We’ve talked in some depth this month about nextovers. We’ve covered focus ingredients and supporting players. Ingredients alone, however, do not a cooking approach make. If you want your nextover expeditions to succeed, you need a reliable procedural code for bringing disparate elements together. Into a federation, if you will.
I recently had the privilege to join a panel of public health and food industry experts, including the U.S. Surgeon General Jerome M. Adams, to discuss how the food industry can work to create a healthy and sustainable food system. I was honored to have a seat at the table to discuss this essential topic. It was a great opportunity to showcase the work our clients do and the role Guiding Stars plays in supporting them.
Protein is an essential macronutrient that must be included in the diet at an adequate amount for good health. Due to their high protein content, foods made from meat, poultry, seafood, beans and peas, eggs, processed soy products, nuts, and seeds are considered part of the Protein Foods Group. According to USDA’s MyPlate, protein foods should make up ¼ of our plates. However, these foods contain a lot more than protein and nutrient density varies because of it. In this edition of Surprising Stars, we will explain why Guiding Stars does not consider protein level as it evaluates the nutrient density of food.
Making meal prep a family affair is not only an important step toward raising kids who are comfortable in the kitchen, but it’s a great way to spend time together.
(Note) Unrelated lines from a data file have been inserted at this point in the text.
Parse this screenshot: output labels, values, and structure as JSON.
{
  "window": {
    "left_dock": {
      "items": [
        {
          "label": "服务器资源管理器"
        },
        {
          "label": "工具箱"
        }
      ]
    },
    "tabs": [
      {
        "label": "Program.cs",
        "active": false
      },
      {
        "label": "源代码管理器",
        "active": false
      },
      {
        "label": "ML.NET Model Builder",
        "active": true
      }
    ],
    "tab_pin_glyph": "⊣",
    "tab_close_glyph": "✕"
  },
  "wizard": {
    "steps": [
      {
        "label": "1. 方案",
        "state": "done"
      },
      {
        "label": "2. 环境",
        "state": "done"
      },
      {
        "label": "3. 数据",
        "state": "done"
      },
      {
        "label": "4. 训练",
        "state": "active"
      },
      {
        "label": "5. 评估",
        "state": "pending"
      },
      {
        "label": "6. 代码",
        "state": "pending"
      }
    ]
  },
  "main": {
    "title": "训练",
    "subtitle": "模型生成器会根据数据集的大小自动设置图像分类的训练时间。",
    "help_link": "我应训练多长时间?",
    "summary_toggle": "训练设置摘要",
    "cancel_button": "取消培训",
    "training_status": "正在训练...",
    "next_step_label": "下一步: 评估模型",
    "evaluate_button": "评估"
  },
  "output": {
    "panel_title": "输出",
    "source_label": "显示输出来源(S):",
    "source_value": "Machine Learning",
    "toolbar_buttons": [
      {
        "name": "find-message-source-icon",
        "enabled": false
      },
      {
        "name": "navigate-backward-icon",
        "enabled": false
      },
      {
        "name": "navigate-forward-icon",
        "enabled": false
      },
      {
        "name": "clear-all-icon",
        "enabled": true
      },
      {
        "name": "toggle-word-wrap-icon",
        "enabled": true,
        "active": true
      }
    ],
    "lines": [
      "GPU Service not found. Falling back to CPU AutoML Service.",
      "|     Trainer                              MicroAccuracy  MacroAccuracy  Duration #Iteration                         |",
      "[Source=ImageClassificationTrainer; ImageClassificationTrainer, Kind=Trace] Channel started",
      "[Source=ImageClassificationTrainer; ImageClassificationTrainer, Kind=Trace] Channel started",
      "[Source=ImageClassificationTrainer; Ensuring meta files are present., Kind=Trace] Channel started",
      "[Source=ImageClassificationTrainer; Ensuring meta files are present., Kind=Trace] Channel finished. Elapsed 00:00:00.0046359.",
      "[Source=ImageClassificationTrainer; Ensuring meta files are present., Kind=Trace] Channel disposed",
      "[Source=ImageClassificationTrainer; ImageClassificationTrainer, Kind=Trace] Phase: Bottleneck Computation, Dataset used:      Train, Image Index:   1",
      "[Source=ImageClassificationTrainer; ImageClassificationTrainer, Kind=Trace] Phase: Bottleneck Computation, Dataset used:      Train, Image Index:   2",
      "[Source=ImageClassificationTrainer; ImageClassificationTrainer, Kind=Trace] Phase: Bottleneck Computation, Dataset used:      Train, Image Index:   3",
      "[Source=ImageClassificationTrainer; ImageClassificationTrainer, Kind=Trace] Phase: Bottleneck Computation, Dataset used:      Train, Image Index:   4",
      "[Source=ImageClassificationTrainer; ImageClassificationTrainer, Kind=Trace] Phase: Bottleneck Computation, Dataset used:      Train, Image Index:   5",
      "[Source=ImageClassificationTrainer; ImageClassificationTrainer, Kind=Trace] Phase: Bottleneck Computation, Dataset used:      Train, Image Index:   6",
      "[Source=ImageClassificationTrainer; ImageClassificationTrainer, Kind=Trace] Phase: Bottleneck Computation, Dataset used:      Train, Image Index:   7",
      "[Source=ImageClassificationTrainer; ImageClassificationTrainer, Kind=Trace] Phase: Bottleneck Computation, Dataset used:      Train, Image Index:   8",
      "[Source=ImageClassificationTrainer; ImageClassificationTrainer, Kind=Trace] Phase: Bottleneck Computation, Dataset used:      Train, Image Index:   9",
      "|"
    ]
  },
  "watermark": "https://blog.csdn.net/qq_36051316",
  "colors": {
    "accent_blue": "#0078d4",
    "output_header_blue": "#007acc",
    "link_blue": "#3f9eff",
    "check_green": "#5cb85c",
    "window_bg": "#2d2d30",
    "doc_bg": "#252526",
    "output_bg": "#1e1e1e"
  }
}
At a moment that’s all about finding fun things to do at home, bring the family into the kitchen to create meals and delicious dishes you can all be proud of and excited to enjoy together.
Last week, we talked about focus foods for nextovers. No matter how good the captain of your culinary starship is, it needs a good team. I took the approach of thinking about your vegetables as your mains, so we’re going to talk about proteins, grains, and seasonings today.
It seems we all have more demands on our time and attention than we used to. I’m certainly not judging those that have difficulty making family dinners happen. I know how hard it can be to get a meal on the table while also coordinating everyone’s schedules, and when I was a single parent it all seemed even more difficult. Here’s the thing, though: research shows there are some benefits to sitting down at a meal together—for both children and adults—that might convince you that making the effort to have family meals together is a trade-off that will pay off for everyone.
To my mind, the prime directive of nextover cooking is this: save yourself time and hassle in the kitchen. To accomplish this, you’re probably going to need to cook something in enough bulk to last you family for three meals. The second directive is: don’t be bored at dinnertime. To meet that goal, you need to choose an ingredient that plays well with others, or better yet, can be a master of disguise.
The physical, mental and emotional benefits of regular family meals are substantial and in an ideal scenario they would take priority in our family calendars over other activities. However, with conflicting schedules it can be challenging to fit in family meal time. For busy nights, home cooks need family dinner fallback meals that are guaranteed to please and require minimal time and effort. Keeping some basic ingredients on hand will help you whip up a simple, but nutritious meal and avoid the drive thru, takeout or eating at restaurants. This is a win for your family’s health and budget. For this month’s Nutritious Nudge, let’s discuss some fallback recipes that you can call on to consistently and quickly get dinner on the table.